[Exercise prompt] Check each line below for the word "statute", and copy those that have it.

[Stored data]

———

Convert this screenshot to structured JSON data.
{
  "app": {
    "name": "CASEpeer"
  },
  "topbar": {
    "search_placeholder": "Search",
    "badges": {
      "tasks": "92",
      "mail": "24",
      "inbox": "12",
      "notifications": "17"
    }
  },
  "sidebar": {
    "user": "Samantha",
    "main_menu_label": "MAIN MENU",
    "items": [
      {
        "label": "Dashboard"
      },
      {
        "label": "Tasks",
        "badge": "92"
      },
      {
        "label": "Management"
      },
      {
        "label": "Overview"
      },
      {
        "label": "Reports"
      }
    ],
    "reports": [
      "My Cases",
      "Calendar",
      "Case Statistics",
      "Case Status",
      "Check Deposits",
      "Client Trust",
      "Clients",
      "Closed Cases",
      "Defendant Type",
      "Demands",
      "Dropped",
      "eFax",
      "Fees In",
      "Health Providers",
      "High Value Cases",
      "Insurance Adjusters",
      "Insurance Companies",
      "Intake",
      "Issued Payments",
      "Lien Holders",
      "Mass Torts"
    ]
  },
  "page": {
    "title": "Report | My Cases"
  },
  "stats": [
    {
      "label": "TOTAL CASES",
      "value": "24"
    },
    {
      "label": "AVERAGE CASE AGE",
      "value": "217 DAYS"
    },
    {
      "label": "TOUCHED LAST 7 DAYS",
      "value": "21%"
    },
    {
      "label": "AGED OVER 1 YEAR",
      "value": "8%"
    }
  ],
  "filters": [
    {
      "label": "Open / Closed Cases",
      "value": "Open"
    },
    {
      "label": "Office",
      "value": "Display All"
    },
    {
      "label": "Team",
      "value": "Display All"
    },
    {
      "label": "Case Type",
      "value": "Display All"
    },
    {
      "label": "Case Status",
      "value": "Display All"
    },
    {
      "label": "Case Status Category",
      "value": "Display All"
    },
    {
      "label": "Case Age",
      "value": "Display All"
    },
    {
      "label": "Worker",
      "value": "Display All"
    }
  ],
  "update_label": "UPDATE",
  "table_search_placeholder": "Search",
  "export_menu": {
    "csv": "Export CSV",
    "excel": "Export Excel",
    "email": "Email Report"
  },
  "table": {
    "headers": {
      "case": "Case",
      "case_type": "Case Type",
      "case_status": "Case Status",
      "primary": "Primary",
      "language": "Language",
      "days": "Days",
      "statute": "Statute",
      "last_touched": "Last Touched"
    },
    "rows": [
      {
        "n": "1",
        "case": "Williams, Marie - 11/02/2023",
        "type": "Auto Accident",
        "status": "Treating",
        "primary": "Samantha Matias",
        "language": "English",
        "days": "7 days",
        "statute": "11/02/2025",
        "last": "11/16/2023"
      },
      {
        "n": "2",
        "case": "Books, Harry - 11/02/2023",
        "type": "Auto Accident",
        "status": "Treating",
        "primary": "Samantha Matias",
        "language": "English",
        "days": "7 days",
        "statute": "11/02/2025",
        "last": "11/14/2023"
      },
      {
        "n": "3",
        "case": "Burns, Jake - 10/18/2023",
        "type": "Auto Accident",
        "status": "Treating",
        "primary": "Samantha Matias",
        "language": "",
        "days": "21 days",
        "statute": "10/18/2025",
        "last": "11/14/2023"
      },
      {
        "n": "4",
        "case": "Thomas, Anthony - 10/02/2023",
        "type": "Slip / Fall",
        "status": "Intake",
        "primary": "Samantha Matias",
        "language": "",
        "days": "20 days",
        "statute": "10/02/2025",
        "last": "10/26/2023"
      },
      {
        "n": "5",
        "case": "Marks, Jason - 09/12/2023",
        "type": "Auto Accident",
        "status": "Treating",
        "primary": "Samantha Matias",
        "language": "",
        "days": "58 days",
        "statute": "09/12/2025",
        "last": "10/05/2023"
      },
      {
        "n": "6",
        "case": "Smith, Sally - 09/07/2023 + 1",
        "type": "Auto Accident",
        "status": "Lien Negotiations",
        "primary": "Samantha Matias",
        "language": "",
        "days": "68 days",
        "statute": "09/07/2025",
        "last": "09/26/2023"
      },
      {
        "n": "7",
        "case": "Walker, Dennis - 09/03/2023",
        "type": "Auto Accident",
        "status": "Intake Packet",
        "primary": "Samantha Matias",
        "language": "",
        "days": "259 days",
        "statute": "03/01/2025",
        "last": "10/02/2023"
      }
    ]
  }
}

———

[Task response]
      "statute": "Statute",
        "statute": "11/02/2025",
        "statute": "11/02/2025",
        "statute": "10/18/2025",
        "statute": "10/02/2025",
        "statute": "09/12/2025",
        "statute": "09/07/2025",
        "statute": "03/01/2025",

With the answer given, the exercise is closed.